**TASK STATEMENT**
Scan the material below and copy every line holding the word "JSON".

**DATA FOR THE TASK**

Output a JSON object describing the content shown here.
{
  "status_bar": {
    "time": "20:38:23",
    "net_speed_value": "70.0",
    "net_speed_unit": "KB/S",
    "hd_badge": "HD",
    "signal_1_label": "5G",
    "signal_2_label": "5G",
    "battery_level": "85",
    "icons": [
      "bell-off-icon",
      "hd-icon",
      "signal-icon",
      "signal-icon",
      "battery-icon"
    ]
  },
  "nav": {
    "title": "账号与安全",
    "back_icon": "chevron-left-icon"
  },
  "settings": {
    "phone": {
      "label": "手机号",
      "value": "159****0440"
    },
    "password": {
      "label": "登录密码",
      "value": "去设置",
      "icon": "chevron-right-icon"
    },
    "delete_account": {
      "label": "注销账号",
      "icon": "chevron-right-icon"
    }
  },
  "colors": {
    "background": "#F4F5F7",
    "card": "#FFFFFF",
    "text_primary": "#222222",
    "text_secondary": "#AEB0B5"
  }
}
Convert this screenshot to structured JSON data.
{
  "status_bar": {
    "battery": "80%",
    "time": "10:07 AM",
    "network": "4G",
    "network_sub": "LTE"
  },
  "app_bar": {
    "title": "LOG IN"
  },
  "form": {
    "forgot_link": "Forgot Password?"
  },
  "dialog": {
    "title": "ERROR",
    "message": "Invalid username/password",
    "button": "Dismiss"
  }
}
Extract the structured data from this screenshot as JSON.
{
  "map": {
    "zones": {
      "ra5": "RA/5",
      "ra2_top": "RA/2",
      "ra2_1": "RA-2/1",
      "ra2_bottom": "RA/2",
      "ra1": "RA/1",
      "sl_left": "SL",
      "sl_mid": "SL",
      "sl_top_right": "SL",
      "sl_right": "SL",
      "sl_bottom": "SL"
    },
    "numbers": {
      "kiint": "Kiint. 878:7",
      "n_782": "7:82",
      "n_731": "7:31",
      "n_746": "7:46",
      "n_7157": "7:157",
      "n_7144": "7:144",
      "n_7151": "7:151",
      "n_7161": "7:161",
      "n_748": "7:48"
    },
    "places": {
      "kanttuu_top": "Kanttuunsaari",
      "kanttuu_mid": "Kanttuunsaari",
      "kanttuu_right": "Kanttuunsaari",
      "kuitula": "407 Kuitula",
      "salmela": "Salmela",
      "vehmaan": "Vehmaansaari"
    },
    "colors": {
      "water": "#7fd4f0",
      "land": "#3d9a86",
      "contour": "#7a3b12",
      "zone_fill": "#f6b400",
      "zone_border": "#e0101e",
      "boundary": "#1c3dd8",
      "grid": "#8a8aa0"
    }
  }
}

**TASK OUTPUT**
Output a JSON object describing the content shown here.
Convert this screenshot to structured JSON data.
Extract the structured data from this screenshot as JSON.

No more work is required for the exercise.